As I watched King Charles receiving the warm messages from Parliamentarians on Monday (sitting on the very spot where his ancestor and namesake King Charles 1 had been brutally condemned to death by our Parliamentarian ancestors), it occurred to me to wonder whether he was being comforted by us; or we by him? Was all of the magnificent pageantry of the last week or so, and the many poignant and emotional moments within it, a family matter, a farewell to our great Late Queen, a celebration of our new King, a moment of transition for the whole Nation, an essential symbol of our (unwritten) Constitution with the Parliamentary Monarchy at the heart of it; or, I suppose, some part of all of these.
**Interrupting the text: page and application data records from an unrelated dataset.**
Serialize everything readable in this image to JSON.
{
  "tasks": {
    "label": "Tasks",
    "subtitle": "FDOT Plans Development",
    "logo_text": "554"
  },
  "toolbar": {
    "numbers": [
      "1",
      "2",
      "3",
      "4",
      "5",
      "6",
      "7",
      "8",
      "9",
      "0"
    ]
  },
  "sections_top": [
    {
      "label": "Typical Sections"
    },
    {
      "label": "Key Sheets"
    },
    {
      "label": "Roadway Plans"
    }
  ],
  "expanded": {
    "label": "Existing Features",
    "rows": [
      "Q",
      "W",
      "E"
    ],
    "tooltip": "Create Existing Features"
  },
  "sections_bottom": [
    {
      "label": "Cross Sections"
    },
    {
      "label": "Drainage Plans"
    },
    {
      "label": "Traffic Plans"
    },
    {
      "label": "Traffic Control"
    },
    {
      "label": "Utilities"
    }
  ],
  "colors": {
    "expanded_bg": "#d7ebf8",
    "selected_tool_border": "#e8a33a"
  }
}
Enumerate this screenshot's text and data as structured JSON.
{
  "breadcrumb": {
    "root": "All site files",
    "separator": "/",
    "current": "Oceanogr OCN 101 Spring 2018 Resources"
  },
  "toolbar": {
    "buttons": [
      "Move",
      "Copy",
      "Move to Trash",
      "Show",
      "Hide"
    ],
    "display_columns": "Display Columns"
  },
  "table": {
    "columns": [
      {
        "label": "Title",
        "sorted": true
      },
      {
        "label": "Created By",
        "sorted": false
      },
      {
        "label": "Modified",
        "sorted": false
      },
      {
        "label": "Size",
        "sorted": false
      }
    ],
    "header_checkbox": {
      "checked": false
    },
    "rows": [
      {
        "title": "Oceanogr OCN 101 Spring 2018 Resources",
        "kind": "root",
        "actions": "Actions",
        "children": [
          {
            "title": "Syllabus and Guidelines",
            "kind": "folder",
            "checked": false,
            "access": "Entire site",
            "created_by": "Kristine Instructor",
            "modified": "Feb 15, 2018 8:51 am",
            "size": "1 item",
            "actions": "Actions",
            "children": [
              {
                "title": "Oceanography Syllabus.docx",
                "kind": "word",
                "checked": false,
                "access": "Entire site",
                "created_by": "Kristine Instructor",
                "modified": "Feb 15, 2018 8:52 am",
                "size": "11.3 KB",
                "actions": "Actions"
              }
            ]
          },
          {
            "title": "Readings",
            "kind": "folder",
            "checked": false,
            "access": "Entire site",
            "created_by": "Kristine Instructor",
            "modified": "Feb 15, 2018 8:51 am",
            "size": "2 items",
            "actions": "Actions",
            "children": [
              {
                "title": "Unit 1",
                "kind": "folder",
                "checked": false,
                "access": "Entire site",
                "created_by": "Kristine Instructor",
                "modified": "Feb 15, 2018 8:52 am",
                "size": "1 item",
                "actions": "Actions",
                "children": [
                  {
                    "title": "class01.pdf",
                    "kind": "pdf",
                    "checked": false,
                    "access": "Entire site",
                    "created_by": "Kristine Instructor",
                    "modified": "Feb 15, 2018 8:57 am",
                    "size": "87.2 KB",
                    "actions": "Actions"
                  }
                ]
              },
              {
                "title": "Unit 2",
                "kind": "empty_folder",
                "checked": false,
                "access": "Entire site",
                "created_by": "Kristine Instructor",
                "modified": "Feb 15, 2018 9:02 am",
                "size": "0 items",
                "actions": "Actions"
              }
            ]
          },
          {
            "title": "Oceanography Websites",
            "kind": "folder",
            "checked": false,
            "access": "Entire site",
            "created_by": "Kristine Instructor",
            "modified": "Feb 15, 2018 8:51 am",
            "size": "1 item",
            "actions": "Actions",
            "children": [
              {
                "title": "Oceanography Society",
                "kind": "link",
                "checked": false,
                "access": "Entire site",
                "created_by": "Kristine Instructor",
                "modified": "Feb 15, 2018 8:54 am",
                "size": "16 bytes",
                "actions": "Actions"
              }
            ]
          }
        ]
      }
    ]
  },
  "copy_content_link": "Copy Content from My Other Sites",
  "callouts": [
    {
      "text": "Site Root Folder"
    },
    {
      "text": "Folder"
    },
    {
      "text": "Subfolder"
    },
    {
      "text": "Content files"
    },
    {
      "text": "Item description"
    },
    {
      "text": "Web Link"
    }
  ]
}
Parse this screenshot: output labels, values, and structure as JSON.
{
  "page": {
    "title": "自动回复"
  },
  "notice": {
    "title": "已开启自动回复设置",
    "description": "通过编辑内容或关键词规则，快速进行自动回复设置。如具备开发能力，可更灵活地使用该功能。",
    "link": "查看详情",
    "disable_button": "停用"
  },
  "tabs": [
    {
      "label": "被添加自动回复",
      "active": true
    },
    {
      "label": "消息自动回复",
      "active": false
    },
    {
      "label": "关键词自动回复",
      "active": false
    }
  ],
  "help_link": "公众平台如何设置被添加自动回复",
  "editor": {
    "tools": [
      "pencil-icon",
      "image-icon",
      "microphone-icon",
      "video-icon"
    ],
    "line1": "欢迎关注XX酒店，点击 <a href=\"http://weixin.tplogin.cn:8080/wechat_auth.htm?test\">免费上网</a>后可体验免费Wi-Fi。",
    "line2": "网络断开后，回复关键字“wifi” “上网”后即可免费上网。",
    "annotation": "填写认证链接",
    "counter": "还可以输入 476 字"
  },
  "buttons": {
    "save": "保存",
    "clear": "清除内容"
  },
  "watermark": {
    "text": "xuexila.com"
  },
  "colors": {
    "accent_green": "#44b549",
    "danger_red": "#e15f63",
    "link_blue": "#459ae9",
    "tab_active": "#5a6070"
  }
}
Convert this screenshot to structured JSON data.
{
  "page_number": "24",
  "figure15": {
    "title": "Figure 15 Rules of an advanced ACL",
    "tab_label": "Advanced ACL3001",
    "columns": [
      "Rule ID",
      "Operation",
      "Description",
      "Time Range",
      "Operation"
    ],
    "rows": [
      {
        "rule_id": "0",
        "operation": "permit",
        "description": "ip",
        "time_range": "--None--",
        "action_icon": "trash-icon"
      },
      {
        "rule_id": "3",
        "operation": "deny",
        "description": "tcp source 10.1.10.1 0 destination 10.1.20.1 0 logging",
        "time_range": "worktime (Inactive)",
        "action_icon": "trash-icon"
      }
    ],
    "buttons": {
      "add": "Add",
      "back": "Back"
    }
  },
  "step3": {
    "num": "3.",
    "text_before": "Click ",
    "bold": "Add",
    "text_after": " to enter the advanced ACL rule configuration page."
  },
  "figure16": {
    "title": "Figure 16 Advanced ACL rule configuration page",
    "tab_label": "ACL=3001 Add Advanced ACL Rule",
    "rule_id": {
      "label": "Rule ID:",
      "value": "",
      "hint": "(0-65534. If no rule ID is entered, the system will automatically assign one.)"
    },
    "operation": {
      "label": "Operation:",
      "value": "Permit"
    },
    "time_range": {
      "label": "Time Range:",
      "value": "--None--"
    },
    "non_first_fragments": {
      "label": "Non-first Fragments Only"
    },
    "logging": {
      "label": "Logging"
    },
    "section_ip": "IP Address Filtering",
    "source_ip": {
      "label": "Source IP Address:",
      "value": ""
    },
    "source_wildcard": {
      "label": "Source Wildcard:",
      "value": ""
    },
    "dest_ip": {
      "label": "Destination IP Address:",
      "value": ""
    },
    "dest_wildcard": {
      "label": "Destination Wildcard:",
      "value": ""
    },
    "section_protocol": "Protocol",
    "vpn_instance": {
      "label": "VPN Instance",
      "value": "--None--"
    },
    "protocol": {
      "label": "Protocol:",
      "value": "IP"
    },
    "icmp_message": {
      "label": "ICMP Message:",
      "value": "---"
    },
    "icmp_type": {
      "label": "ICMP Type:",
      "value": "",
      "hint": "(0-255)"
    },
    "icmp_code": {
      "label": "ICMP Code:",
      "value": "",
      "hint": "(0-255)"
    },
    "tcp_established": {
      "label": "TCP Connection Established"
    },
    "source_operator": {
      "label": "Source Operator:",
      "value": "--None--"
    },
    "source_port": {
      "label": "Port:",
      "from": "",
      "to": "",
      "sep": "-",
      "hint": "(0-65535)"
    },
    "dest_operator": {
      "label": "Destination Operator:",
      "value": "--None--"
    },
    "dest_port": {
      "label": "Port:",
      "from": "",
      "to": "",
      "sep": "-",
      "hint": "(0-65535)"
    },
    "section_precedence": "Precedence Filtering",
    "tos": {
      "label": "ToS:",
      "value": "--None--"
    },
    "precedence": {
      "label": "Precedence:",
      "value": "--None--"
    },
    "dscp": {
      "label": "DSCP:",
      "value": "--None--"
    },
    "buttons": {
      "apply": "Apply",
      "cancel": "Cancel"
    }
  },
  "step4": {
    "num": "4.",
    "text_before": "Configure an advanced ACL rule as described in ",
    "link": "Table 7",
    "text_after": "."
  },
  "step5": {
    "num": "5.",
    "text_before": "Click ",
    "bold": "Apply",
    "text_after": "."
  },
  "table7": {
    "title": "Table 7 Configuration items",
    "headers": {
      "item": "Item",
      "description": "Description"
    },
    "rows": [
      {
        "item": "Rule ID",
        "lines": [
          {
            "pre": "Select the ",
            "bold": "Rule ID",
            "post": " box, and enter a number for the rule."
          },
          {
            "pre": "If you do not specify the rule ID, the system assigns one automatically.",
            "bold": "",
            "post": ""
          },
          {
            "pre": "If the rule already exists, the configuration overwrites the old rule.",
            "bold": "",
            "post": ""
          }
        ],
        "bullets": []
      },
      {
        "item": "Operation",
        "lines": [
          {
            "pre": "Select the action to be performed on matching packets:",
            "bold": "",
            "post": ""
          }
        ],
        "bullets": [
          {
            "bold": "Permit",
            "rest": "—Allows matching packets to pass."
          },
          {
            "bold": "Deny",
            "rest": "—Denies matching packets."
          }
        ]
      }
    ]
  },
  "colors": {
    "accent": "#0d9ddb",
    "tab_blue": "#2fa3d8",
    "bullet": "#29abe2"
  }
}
Or is it that the Royal family, we Parliamentarians, the people as a whole (so many thousands of whom will queue for hours for a last glimpse of Her Majesty), the soldiers taking part in the ceremonies, the hundreds of people responsible for making the necessarily highly complex logistical arrangements, the purist Constitutional expert; is it that all of us in our different ways are seeking ‘comfort’ from these events and ceremonies. Comfort from our grief, comfort that other people feel the same as we do; comfort that the traditions and symbols are as powerful as ever; and comfort that despite Her Majesty’s sad death our Nation and Parliament and Monarchy would still be the same; comfort that the Nation is still functioning as it always has and always must.
It’s an odd word ‘comfort’. We tend to think of it as being rather like ‘luxury’, perhaps ‘cosy-ness’. It’s a first class hotel; it’s a warm fire, our old slippers, relaxation after a busy day; it’s what our Mother did when we fell over and grazed our knee- she ‘comforted’ us.
In actual fact the word’s real meaning is rather less soppy. It comes from the same root as ‘fort’, ‘fortitude’, ‘fortify’, and its real meaning is “to make strong.” In an old sermon of my Father’s he points out that the Beatitude “Blessed are they that mourn, for they shall be comforted” does not really mean that the mourner’s pain will diminish. Nor should we necessarily want it to, cathartic as pain can be. The Beatitude does not mean that mourners will be made less sad, but that they will be made stronger - stronger not only to bear the immediate loss, but also stronger to face the other problems of life as well. Mourning strengthens us in every way. Those who have queued for hours to file past HM’s coffin feel satisfied, stronger, as they leave through the Great North door of Westminster Hall as the King did after the ceremony on Monday.
It has been an extraordinary few weeks - with the switching of one Prime Minister and Administration, the start of a new one with some dramatic (if overshadowed) announcements about the Energy crisis, alongside the sad passing of our late great Queen and the accession of the new King. Meanwhile we rejoice at what looks like a dramatic and I hope, decisive, turn in favour of the Ukrainians, the Russians fleeing in disarray. What a mix of emotions, what concerns and sadness yet what curious happiness we have experienced. What uncertainties and newness we face. Who knows what the short, medium, far less long term future will hold?
In all of that we seek certainty, reassurance; we hold dear to all we know, to the familiar and to the certain. And I hope that we are comforted- given fortitude, strengthened, given new certainty and strength for the future - by the mourning of the last few days.
‘Blessed are they who mourn, for they shall be comforted.’